Kolibri is a reusable django app for designing and executing asynchronous processes and workflows. A workflow is a collections of steps in a defined order, processing data in each step. A step can break the flow if an exception is raised and/or a specified step can be executed to handle a specific exception. Kolibri uses celery to handle processing in the background. All processors and workflows can only be started by staff members, but more fine grained access control might be implemented in future versions.
The project got started because I needed to control how I added content to a photo project I'm developing in django. The project involved lots of heavy processes like thumbnail generation and metadata processing. Adding content consists of steps that needs to be done in a specific order, and I need to control what action to take if one step throws an exception. I was using celery, but adding a new step or process was tedious and I wanted more dynamic way of defining and managing processors.
The current implementation is not stable and a proof of concept.
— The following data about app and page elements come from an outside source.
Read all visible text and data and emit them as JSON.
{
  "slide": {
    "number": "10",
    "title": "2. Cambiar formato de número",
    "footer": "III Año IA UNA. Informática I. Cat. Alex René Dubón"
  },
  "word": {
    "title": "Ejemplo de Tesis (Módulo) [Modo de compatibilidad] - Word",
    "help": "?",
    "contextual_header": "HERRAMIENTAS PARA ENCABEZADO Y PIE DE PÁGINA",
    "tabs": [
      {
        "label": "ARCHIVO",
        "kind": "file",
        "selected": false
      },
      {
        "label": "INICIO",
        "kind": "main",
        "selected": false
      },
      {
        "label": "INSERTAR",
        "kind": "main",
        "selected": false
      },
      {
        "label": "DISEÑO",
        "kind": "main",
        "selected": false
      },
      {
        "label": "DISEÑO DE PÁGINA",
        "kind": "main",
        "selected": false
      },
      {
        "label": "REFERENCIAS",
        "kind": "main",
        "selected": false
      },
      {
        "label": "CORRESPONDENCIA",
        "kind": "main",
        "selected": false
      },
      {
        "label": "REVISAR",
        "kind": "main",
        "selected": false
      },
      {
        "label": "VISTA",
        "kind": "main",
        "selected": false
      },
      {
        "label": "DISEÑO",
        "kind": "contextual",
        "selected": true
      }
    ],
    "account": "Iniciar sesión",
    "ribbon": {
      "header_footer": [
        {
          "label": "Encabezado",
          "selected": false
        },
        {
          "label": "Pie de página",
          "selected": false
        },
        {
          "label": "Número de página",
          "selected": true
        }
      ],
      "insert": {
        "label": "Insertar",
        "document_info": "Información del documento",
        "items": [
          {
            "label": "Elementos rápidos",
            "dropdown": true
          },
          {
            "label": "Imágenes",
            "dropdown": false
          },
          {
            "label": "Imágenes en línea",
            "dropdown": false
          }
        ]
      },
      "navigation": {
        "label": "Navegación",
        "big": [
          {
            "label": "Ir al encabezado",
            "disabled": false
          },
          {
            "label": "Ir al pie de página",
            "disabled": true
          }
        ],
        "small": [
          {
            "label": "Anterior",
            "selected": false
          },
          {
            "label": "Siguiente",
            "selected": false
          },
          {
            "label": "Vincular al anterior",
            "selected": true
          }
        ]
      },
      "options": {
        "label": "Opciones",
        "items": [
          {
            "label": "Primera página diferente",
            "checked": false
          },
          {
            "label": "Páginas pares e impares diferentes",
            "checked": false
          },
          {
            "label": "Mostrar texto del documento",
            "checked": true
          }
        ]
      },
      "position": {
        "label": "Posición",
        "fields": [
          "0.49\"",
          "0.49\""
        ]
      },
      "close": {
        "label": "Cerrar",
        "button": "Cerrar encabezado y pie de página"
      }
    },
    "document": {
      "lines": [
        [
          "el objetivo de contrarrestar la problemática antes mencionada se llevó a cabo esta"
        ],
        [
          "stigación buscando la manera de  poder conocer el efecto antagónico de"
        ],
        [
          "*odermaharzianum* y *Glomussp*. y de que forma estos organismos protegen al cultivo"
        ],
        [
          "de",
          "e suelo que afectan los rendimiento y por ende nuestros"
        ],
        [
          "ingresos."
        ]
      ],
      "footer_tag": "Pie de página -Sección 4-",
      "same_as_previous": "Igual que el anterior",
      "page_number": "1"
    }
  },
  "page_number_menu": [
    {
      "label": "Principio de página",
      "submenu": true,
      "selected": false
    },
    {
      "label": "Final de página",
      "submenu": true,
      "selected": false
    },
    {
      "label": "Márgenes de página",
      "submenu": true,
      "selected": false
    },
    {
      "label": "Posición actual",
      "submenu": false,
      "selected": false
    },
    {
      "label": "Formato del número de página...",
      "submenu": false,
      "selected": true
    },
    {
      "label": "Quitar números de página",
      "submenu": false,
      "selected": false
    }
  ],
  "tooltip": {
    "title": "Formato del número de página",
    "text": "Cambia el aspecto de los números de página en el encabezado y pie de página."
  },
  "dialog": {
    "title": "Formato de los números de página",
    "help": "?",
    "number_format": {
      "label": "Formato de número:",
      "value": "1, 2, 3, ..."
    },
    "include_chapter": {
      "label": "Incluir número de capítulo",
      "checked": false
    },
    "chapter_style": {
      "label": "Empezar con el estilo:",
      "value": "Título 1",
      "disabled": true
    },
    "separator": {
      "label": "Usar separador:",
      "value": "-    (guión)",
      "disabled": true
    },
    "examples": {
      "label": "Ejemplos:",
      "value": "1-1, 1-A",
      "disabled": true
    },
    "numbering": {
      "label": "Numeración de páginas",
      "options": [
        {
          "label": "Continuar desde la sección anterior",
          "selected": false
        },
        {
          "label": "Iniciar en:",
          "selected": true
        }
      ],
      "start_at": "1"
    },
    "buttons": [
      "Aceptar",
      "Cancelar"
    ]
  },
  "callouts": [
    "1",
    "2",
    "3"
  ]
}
Comments very welcome, especially on how to monitor status of celery processes and provide feedback to the user.
- asynchronous processes, which can process items/querysets or execute processes not related to specific models or instances (sending email, scanning filesystems etc)
- connect several processors into workflows, with exception handling, clean-up steps and an optional fluent interface
- template tags to handle execution of processors/workflows for an item or queryset in your templates
- admin action integration for your models
- dashboard listing running processors
- a concept of pending processors and a history of what has been processed so you don't execute unnecessary processesors or workflows
- user exclusive processors so two users can execute the same processor at the same time without touching the same data
- logging and history, with direct link to processed instances
- ajax integration using jquery
- better examples, more detailed tutorial and actual documentation in the source
- full-blown dashboard with feedback and progress from running processes and some way of killing processes
- nicely formatted logs and history for processed items
- a way of telling users that something is going on with the item they're looking at (progressbar, growl notification etc.)
pip install django-kolibri
hg clone https://bitbucket.org/weholt/django-kolibri python setup.py install
- set STATIC_ROOT and STATIC_URL in settings.py
- add 'kolibri' to your installed apps
- add url(r'^kolibri/', include('kolibri.urls')), to your urls.py
It would be smart to read through usage.txt first for a more detailed tutorial or experiment with the working example project provided in the source, available at bitbucket.
- Celery / django-celery
The simplest processor you can define looks something like:
from kolibri.core import * from models import * dirty_words = ('foo', 'fudge', 'bar',) class RemoveProfanity(Processor): model = Article def process(self, user, article, **kwargs): for dirty_word in dirty_words: article.text = article.text.replace(dirty_word,'*'*len(dirty_word)) article.save() manager.register.processor(RemoveProfanity())
It's a very simple processor which replaces all dirty words, defined in dirty_words, with * from instances of a model called Article.
To create a workflow, connecting a series of processors:
from kolibri.core import manager from kolibri.core.workflow import Workflow workflow = Workflow('Publish article', model=Article) workflow.first(RemoveProfanity()).on_exception(ValueError, DirtyWordRemover()).\ then(PublishArticle()).then(ArchiveArticle()) manager.register.workflow(workflow)
Here we create a workflow called "Publish article" for the Article-model. First we remove all profanity using the RemoveProfanity, if RemoveProfanity raises an ValueError we run the DirtyWordRemover-processor, then we publish the article using a processor called PublishArticle and finally we archive it.
See the usage.txt document in the source for more examples and in-depth explanation of features.
- 0.2.0 - support for user input. See bottom of usage description for more info.
- 0.1.1 - Added support for only running a processor once for an instance.
- 0.1.0 - Initial release. Pre-alpha state.